(Records contained in a dataset)

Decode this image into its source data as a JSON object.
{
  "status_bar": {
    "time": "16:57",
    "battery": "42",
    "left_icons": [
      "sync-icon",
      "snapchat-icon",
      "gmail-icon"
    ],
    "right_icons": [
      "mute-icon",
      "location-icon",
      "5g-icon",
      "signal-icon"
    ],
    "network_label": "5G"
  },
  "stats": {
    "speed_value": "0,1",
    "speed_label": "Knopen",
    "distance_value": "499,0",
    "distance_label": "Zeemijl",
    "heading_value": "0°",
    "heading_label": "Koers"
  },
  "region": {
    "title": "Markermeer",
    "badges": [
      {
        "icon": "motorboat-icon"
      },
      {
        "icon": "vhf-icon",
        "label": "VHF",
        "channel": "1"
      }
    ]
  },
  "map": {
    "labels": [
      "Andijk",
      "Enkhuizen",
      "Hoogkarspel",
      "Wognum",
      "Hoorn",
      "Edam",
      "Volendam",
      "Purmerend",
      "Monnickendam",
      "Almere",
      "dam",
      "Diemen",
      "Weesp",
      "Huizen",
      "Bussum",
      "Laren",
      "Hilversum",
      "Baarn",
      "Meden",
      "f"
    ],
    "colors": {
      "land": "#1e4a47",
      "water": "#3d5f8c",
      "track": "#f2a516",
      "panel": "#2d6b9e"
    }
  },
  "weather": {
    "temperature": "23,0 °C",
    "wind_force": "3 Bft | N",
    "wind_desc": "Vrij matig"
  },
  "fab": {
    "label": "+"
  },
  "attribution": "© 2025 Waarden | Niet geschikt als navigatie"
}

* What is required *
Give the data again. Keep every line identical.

* Exercise solution *
Decode this image into its source data as a JSON object.
{
  "status_bar": {
    "time": "16:57",
    "battery": "42",
    "left_icons": [
      "sync-icon",
      "snapchat-icon",
      "gmail-icon"
    ],
    "right_icons": [
      "mute-icon",
      "location-icon",
      "5g-icon",
      "signal-icon"
    ],
    "network_label": "5G"
  },
  "stats": {
    "speed_value": "0,1",
    "speed_label": "Knopen",
    "distance_value": "499,0",
    "distance_label": "Zeemijl",
    "heading_value": "0°",
    "heading_label": "Koers"
  },
  "region": {
    "title": "Markermeer",
    "badges": [
      {
        "icon": "motorboat-icon"
      },
      {
        "icon": "vhf-icon",
        "label": "VHF",
        "channel": "1"
      }
    ]
  },
  "map": {
    "labels": [
      "Andijk",
      "Enkhuizen",
      "Hoogkarspel",
      "Wognum",
      "Hoorn",
      "Edam",
      "Volendam",
      "Purmerend",
      "Monnickendam",
      "Almere",
      "dam",
      "Diemen",
      "Weesp",
      "Huizen",
      "Bussum",
      "Laren",
      "Hilversum",
      "Baarn",
      "Meden",
      "f"
    ],
    "colors": {
      "land": "#1e4a47",
      "water": "#3d5f8c",
      "track": "#f2a516",
      "panel": "#2d6b9e"
    }
  },
  "weather": {
    "temperature": "23,0 °C",
    "wind_force": "3 Bft | N",
    "wind_desc": "Vrij matig"
  },
  "fab": {
    "label": "+"
  },
  "attribution": "© 2025 Waarden | Niet geschikt als navigatie"
}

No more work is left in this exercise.